### EXERCISE
Which lines of the listing below contain the word "heading"? Return them.

### LISTED ENTRIES
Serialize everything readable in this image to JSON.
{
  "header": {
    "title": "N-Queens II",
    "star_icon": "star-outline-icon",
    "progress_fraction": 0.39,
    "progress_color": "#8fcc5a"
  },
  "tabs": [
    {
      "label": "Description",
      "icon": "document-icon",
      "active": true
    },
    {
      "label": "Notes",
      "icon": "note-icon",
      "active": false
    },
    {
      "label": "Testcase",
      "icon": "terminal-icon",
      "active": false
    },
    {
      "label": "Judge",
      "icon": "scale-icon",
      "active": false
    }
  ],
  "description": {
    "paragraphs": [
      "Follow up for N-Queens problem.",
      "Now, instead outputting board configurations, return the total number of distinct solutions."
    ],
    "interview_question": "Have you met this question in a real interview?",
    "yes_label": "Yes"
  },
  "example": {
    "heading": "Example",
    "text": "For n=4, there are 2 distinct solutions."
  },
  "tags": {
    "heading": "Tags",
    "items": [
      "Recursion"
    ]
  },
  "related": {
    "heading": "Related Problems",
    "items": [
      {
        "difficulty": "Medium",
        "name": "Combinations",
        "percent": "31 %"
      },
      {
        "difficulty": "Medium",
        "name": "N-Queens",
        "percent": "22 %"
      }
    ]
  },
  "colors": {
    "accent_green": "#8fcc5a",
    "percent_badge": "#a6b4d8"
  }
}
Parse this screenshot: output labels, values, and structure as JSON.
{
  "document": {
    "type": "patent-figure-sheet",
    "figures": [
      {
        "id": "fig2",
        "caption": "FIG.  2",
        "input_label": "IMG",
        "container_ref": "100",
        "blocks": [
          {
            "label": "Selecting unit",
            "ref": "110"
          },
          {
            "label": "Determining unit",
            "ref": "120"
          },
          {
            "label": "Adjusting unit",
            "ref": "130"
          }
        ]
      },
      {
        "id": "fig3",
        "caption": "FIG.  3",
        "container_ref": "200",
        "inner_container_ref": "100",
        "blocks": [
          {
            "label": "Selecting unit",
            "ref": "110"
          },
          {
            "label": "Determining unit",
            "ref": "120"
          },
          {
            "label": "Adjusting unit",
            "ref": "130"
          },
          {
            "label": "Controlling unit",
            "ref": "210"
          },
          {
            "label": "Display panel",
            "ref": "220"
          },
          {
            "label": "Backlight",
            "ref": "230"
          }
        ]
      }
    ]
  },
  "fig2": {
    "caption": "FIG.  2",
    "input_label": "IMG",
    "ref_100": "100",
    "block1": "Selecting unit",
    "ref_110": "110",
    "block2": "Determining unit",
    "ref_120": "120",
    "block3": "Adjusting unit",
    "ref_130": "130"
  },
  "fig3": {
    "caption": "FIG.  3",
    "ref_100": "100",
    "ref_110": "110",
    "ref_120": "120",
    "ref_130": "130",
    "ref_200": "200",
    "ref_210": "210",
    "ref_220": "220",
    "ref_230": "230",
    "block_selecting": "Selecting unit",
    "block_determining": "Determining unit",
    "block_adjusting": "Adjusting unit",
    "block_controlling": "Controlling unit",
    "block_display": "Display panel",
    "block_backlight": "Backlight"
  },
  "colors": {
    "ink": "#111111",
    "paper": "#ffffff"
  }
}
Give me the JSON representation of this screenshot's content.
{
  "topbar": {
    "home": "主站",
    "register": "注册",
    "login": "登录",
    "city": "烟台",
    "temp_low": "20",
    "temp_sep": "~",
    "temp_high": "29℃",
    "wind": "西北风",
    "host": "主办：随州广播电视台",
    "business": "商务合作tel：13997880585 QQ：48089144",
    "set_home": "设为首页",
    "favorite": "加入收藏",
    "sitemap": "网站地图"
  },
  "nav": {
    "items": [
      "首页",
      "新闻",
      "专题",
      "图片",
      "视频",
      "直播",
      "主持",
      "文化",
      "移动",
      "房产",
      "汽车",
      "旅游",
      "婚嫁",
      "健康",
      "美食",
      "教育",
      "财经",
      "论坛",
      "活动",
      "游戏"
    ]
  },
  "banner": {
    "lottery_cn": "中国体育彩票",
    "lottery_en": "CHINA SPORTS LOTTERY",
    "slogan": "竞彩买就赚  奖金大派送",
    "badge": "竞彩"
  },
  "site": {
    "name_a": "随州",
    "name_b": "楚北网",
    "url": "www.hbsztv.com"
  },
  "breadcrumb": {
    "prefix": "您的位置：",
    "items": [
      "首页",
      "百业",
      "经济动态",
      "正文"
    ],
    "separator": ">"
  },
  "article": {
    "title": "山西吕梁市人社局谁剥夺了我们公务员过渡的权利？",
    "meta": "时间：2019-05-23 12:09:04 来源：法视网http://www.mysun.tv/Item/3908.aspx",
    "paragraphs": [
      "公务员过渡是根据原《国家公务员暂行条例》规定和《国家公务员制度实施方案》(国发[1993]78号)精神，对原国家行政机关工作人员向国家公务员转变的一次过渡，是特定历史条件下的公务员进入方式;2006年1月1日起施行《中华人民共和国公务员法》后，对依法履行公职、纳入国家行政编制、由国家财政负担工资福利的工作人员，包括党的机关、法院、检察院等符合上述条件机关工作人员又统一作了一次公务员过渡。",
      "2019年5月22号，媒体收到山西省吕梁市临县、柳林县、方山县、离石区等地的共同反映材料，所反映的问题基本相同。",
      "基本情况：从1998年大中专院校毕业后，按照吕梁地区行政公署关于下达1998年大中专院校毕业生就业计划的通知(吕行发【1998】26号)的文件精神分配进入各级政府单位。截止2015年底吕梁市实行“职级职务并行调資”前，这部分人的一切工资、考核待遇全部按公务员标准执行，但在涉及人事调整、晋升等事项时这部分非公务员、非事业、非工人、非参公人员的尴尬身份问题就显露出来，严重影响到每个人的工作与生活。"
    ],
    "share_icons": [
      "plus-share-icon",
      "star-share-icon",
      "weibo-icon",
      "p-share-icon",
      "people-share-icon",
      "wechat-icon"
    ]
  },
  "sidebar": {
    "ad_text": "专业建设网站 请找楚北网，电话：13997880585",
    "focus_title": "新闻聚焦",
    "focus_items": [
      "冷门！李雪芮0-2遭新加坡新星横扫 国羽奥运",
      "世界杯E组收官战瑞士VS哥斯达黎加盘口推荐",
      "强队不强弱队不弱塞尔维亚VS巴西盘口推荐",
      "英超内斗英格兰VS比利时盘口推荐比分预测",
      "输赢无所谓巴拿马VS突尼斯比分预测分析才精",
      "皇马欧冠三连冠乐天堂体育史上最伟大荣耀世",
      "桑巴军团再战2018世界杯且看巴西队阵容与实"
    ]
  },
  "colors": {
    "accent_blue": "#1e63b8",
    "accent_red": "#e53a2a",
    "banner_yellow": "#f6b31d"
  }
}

### EXERCISE SOLUTION
    "heading": "Example",
    "heading": "Tags",
    "heading": "Related Problems",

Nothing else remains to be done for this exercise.